Visitors get to see up-close views of skeletal, musc
The Tropicana Las Vegas is host to Bodies... The Exhibit
ular, respiratory and circulatory systems. Plus, the attraction also promotes health and well-being, with exhibits comparing healthy and unhealthy organs.
Bodies is currently located at Tropicana Las Vegas. The exhibit is open from 10 a.m. until 10 p.m., with the last tickets sold at 9 p.m. Admission is $28.50 for adults, $26.50 for seniors, $20.50 for children 12 and under, and $25.50 for Nevada residents and Tropicana Hotel guests. Tickets can be bought online at www.bodiestickets.com
Atomic Testing Museum
Part of the Smithsonian Institute, the 3-year-old Atomic Testing Museum slips back the veil on the Nevada Test Site, which served as the U.S. government's primary nuclear weapons-testing facility from 1951 to 1992. The museum has a variety of exhibits exploring the history and science behind this world-changing technology, focusing on the era between its development during the 1940s through the 1990s when nuclear testing was halted due to environmental concerns. The museum also features five different video venues with various films that include footage of the testing and offer a historical context.
The U.S. Department of Energy, National Nuclear Security Administration Nevada Site Office offers free general interest tours as well as trips to the actual Nevada Test Site, which depart from the Atomic Testing Museum's parking lot. Held once a month from 7:30 a.m. to 4:00 p.m., this excursion takes guests, via bus, 65 miles out of town to the 1,375-square-mile facility.

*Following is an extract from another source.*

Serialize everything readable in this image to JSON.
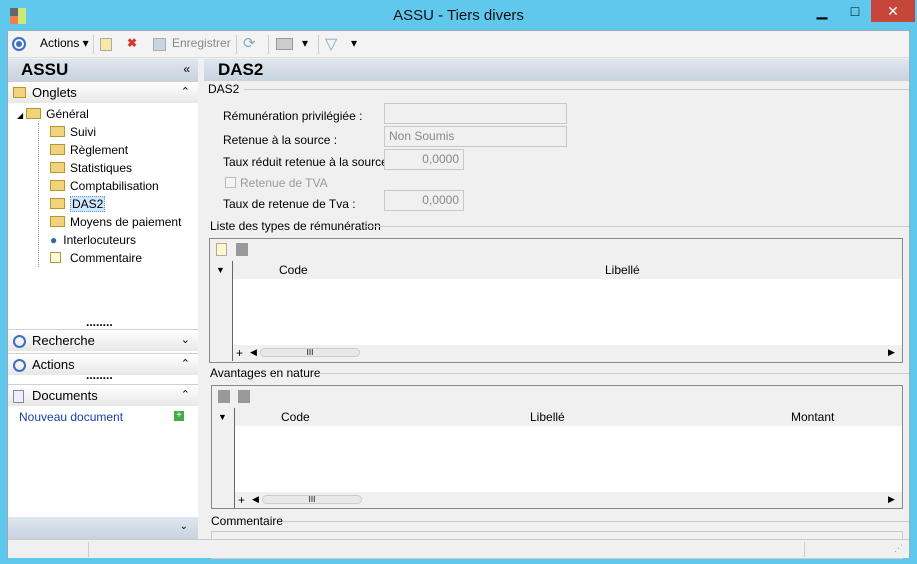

Tourists will get to see the Mercury Base Camp, which has more than 1,100 buildings, and Frenchman Flat, where, on January 27, 1951, the first atmospheric nuclear test took place. Thirteen subsequent atmospheric nuclear tests were conducted at the site between 1951 and 1962. There are other sites to see, including a giant blasted-out crater 1,280 feet in diameter and 320 feet deep, created by a 104-kiloton nuclear device in 1962.
The Atomic Testing Museum is just minutes from the Las Vegas Strip, just east of Paradise Road. Admission is $12 for adults, and $9 for seniors, military, students and kids. The museum is open Monday through Saturday from 9:00 a.m. to 5:00 p.m., and Sundays from 1:00 p.m. to 5:00 p.m. For more information, call 702-794-5161.